PUBLIC TRANSPORTATION IN MARION & POLK COUNTIES (2013)
A metropolitan area the size of Salem-Keizer needs an integrated multi-modal transportation network to support the employment, education, commerce, civic, and social activities within the Urban Growth Boundary. An effective, efficient, accessible and safe transit system is a key part of such a network for the mobility of workers, students, seniors, shoppers, and visitors. This is especially true for low-income residents, persons with disabilities, and those who do not own or drive cars. Affordable transportation improves access to jobs, training, court and medical appointments, and social services (and thus can reduce costs of additional social supports).
Members of the League of Women Voters of Marion-Polk Counties believe an effective urban transit system should:
- Serve residential, educational, business, and industrial areas
- Be based on residential and employment densities and the location of schools and colleges
- Be based primarily on usage but should include additional routes to currently unserved areas to promote ridership
- Directly connect some origins and destinations in addition to routing through a central hub
Transit stops should be:
- Safe (off roadway, lighted at night, accessible by sidewalk or pad and, wherever feasible, sheltered from weather)
- Wheelchair accessible
- Preferably no more than ¼ mile from homes and destinations
Transit service should:
- Be available at least Monday through Saturday, including evenings
- Be at frequent intervals, especially at peak commute times.
- Be available on Sundays to benefit many
Multi-modal connections between Salem-Keizer and the other communities in Marion and Polk Counties are very important for residents and visitors. The League supports a network of routes outside of the Urban Growth Boundary that:
- Serves as many residential, business, educational, and industrial areas as feasible
- Is coordinated with Cherriots schedules

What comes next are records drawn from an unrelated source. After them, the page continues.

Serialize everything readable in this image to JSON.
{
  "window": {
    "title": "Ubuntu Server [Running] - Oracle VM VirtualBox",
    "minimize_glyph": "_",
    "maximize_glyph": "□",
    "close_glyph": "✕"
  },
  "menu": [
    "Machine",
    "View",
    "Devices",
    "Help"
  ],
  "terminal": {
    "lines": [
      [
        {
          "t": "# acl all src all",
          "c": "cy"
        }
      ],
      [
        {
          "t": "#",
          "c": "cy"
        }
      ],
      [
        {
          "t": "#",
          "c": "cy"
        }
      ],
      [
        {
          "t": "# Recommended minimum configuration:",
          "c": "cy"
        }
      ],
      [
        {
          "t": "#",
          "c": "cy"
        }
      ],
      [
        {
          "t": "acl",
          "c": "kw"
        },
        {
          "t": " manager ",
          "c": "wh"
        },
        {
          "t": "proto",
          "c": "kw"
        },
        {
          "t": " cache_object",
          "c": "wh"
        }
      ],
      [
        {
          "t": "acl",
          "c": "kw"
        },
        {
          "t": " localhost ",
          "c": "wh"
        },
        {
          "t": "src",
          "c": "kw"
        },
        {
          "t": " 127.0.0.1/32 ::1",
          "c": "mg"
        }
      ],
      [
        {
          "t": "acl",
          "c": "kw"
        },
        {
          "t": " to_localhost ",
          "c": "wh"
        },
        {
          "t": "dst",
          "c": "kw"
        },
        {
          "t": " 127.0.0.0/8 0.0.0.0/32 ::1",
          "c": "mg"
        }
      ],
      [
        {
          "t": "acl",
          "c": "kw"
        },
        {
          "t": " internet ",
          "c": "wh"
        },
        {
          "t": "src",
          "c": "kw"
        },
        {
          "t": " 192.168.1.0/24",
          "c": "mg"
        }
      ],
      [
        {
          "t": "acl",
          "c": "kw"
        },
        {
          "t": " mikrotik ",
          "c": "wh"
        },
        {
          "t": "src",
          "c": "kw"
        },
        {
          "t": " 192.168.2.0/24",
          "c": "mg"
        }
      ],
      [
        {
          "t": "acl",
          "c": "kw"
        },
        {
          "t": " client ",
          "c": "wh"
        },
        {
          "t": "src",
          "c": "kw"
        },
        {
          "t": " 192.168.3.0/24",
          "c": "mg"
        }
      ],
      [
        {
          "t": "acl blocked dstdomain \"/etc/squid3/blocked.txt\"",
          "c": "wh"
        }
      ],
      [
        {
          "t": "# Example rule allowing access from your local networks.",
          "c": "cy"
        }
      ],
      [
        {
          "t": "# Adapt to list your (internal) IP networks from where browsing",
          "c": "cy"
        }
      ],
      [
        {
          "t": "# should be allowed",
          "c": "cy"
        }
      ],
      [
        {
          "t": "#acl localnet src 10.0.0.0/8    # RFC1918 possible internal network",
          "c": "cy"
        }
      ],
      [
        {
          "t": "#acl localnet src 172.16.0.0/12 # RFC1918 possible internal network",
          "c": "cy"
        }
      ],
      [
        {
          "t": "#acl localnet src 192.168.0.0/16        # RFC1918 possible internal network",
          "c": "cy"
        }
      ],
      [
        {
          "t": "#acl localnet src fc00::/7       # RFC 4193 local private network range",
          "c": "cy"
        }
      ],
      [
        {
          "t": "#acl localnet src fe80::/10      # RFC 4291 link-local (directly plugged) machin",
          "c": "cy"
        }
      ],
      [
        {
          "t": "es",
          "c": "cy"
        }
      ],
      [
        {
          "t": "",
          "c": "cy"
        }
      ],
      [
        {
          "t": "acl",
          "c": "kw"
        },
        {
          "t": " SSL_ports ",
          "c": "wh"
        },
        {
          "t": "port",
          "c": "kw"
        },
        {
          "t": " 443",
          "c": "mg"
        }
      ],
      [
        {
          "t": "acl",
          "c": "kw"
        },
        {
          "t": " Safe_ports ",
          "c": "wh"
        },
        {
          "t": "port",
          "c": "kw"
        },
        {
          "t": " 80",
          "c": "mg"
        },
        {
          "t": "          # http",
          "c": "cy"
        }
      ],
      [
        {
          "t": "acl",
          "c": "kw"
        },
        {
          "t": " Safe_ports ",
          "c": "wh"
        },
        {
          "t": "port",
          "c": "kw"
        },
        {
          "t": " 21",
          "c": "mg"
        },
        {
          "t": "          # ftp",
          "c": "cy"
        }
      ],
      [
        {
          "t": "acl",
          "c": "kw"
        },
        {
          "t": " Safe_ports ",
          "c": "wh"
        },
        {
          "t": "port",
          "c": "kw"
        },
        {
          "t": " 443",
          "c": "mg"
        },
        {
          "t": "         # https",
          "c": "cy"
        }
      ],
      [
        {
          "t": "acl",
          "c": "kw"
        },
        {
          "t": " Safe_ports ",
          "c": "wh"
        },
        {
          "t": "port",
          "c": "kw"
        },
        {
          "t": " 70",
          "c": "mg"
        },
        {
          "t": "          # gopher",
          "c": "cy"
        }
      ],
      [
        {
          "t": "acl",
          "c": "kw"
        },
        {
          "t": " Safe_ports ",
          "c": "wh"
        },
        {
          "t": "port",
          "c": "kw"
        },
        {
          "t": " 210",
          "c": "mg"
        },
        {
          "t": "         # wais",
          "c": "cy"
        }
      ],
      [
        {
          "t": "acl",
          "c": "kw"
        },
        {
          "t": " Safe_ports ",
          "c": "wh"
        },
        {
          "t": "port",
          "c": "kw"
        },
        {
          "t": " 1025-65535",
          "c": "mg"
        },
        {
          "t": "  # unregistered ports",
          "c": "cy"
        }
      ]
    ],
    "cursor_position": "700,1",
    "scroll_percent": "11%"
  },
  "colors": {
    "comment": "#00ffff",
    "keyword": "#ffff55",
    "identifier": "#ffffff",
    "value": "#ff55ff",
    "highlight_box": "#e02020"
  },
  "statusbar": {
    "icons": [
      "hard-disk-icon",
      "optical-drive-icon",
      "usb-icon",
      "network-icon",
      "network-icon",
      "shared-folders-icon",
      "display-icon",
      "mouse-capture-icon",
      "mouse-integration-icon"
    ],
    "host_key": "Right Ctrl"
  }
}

- Is scheduled to permit college students and workers to commute during reasonable morning and evening hours as well as provide adequate mid-day service to and from Salem, Marion County and Polk County towns
The League recognizes the range of federal, state, and local funding sources supporting the Salem-Keizer transit system today, as well as the competition for these current sources, the growing demand, and the rising costs of transit and other worthy public services.
The League supports a mix of funding for transit operations that includes:
- Property taxes
- Passenger fares
- Payroll taxes (requiring local vote)
- Contributions by:
- The State of Oregon
- The federal government (especially adding funding for federally-mandated paratransit)
- Sponsorships and public-private partnerships
- Hotel/Motel taxes
The League also supports:
- Publicly-funded single-use day passes for low income persons (for example, provided by Cherriots and distributed by the United Way to non-profit service organizations or in the case of court litigants, distributed by law enforcement).
- Employer pass incentive program to reduce traffic and parking pressure.
- Free or reduced-fare passes for youth to promote participation in before- and after-school activities as well as encouraging transit use.
- Pursuit of combined federal and local funding to build streetcar or bus rapid transit lines.
- A targeted sidewalk improvement program with priorities on corridors that enable access to transit stops.
- Local governments integrating transit access with the planning or permitting of any new construction or redevelopment.